In 1925, when an organization called the American War Mothers used Mother’s Day as an occasion for fundraising and selling carnations, Jarvis crashed their convention in Philadelphia and was arrested for disturbing the peace. Later, she even attacked First Lady Eleanor Roosevelt for using Mother’s Day as an occasion to raise money for charity. By the 1940s, Jarvis had disowned the holiday altogether, and even actively lobbied the government to see it removed from the calendar. Her efforts were to no avail, however, as Mother’s Day had taken on a life of its own as a commercial goldmine.

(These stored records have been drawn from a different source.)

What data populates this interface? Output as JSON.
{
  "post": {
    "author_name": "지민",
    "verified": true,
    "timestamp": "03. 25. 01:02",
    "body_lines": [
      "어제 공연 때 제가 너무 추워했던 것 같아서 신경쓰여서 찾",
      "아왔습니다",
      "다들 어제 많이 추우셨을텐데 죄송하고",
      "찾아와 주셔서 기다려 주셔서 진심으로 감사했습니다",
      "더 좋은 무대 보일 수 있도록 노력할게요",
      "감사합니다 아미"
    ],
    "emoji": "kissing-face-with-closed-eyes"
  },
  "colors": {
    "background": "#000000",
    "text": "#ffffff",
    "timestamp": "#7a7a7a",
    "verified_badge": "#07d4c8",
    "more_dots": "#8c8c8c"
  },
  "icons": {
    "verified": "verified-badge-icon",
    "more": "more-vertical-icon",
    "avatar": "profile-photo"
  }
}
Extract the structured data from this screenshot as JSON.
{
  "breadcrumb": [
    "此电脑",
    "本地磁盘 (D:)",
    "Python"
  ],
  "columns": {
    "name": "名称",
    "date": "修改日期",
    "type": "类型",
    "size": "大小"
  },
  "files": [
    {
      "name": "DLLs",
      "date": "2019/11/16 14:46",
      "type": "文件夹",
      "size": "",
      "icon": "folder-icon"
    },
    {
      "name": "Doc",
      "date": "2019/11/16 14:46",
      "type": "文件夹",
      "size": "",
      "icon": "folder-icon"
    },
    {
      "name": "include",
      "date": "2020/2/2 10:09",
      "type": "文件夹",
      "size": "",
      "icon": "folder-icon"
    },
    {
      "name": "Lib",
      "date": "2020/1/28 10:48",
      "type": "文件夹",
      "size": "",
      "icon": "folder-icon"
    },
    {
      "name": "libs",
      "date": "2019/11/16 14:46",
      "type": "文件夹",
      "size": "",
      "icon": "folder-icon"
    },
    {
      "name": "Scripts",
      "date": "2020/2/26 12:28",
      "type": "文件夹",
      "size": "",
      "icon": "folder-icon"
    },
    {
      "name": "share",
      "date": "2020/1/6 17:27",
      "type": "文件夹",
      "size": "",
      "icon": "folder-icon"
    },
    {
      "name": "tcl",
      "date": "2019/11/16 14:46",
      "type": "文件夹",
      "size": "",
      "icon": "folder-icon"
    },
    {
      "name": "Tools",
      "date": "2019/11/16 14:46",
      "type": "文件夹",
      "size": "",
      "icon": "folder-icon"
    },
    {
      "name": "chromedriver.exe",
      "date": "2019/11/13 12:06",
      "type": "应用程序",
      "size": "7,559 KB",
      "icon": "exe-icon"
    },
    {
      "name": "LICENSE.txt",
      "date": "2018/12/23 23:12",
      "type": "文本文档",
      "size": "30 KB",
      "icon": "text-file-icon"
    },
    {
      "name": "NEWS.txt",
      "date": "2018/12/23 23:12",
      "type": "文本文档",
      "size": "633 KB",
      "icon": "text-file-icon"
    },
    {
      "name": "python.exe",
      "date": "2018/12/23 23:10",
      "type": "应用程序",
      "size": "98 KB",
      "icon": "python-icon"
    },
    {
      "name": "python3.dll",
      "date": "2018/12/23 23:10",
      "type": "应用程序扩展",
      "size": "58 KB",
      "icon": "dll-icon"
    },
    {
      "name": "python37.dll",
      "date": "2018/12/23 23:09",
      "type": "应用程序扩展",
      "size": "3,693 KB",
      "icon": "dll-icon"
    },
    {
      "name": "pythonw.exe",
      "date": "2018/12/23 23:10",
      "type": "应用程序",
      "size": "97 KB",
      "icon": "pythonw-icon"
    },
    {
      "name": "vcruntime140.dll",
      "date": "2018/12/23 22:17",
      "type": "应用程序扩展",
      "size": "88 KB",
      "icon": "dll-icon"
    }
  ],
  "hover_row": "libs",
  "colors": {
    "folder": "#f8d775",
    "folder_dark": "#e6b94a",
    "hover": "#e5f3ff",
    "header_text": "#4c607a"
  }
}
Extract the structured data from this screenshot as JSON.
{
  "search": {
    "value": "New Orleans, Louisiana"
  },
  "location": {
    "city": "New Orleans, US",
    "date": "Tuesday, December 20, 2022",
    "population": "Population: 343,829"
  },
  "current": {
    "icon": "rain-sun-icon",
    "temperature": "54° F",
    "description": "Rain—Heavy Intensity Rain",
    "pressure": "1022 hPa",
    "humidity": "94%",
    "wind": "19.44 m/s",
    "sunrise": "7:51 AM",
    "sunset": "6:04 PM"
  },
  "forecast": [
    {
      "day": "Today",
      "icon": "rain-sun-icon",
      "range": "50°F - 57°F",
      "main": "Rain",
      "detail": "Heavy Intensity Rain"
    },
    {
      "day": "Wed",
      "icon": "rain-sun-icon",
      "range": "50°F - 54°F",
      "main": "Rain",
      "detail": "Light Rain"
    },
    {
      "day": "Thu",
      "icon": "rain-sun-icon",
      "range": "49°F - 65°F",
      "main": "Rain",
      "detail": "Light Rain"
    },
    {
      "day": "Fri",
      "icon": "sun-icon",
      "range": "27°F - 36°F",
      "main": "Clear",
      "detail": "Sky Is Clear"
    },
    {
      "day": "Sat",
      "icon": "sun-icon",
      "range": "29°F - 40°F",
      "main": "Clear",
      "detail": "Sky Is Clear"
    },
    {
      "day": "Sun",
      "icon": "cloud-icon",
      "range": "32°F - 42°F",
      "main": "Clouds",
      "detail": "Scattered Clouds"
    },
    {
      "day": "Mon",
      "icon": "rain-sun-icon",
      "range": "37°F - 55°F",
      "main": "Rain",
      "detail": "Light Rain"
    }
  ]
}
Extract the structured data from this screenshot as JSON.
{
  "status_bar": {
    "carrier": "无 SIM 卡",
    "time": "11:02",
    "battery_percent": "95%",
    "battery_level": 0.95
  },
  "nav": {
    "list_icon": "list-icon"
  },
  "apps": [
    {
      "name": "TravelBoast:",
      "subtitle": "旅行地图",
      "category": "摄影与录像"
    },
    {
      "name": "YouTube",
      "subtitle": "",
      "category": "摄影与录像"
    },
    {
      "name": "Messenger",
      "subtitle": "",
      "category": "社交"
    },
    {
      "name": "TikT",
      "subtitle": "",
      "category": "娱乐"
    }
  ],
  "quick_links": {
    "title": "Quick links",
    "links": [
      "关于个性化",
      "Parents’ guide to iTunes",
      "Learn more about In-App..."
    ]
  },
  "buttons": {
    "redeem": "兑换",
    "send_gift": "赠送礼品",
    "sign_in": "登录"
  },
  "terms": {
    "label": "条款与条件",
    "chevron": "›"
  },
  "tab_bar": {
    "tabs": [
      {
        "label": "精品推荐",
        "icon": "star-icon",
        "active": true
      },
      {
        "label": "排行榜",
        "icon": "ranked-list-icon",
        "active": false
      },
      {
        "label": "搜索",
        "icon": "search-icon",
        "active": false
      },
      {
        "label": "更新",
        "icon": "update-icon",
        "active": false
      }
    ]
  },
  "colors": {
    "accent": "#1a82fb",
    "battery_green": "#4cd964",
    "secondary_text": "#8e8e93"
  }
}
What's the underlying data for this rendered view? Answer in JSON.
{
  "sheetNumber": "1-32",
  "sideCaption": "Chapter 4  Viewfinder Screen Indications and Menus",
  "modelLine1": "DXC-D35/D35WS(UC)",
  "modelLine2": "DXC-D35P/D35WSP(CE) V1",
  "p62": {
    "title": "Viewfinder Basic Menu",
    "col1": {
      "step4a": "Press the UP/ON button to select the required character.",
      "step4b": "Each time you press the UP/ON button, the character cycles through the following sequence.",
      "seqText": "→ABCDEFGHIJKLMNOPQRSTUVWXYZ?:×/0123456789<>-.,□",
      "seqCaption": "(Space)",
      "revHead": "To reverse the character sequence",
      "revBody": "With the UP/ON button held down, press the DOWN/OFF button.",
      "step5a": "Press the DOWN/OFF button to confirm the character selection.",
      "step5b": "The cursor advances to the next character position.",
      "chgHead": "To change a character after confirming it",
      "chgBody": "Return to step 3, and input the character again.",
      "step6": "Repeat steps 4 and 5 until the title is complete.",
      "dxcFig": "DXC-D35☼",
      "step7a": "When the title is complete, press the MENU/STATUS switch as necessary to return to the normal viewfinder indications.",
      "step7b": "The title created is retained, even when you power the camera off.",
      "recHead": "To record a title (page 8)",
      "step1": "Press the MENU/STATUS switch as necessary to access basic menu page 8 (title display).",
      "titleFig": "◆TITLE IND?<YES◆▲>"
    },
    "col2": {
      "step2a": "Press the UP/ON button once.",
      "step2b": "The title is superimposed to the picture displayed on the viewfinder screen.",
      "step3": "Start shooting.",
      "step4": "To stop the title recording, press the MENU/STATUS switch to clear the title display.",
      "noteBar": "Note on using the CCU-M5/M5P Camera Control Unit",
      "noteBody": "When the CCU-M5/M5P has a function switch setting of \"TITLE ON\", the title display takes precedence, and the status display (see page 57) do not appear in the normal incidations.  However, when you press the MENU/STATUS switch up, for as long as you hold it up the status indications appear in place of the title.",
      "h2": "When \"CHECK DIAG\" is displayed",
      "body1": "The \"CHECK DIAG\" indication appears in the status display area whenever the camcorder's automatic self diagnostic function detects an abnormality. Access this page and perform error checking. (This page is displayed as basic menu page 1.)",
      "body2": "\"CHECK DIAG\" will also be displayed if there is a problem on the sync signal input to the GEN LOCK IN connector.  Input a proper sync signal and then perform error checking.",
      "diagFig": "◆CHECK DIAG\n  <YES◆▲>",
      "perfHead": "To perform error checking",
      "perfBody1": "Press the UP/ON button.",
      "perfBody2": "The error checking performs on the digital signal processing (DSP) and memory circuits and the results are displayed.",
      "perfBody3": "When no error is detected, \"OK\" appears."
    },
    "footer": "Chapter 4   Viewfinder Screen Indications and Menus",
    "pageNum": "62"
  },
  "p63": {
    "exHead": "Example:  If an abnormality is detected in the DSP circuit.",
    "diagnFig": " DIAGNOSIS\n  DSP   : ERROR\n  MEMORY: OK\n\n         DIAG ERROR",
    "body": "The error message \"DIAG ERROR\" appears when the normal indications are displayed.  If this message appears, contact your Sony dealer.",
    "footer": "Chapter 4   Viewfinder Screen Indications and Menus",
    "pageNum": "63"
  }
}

Largely destitute, and unable to profit from the massively successful holiday she founded, Jarvis died in 1948 in Philadelphia’s Marshall Square Sanitarium.  - Finish reading here.

It is so out of hand today Ms. Jarvis would crap her knickers.

On the other hand, profiteering mommy bloggers may get enough donations to buy steak for the kids and maybe even get an all expenses paid trip to Rome for the Family Synod on single parents.

BTW:  In addition to the more traditional gifts (ranging from cards, flowers and candy to clothing and jewelry), the survey showed that an unprecedented 14.1 percent of gift-givers plan to buy their moms high-tech gadgets like smartphones and tablets.

When priests leave...

Or just quit.

I heard from someone that a local priest I knew appears to have left ministry and has a good position with a local business firm.  He was a priest who developed a sort of following right out of the gate as it were.  An excellent priest.  I don't know if he's on leave or if he left for good.  After ordination the Archdiocese paid for further education - as it does for most priests being groomed for more important roles.  It's a nice addition to his resume.

Which brings to mind a few former priests I know of, multiple degrees, doctorates, and so on, all paid for by their respective orders or diocese.  They leave the priesthood and get a fine career.  Some remain priests and are incardinated elsewhere - at least they are still in ministry.  Some are just allowed to gyrovague their way about the globe, pursuing an academic career - or just another career in business, while somehow remaining a priest 'in good standing'.

In this diocese we have a few good priests who are 'benched' as it were, they are not in active ministry, or if they are, it's limited.  It's too bad.  We need priests.

At my parish we will be getting a new pastor - a 2 year old - he's only been ordained 2 years.  That never used to happen - but there is a priest shortage.  Fortunately for my parish the new priest is from an excellent community of priests.  Manly men.  Solid men.  Holy men.  For them, priesthood is a vocation - not a layover on a career path, to be noted on their resume.

One of the group's transitional deacons gave the homily at my parish this weekend.  He's going to make a fine priest.  My heart was burning within me as he spoke.  He knows how to pray - his preaching is proof.

Pray for priests, that they persevere and forsake ambition and worldliness and fame.  Pray for more priests - an increase in good vocations, so that new priests may have time just to be priests.  Pray for priest who love Jesus Christ and will lay down their lives for their sheep - never to run away like a paid hireling.

And never ever say things like "We get the priests we deserve." - God's mercy is not like that.

Loving God.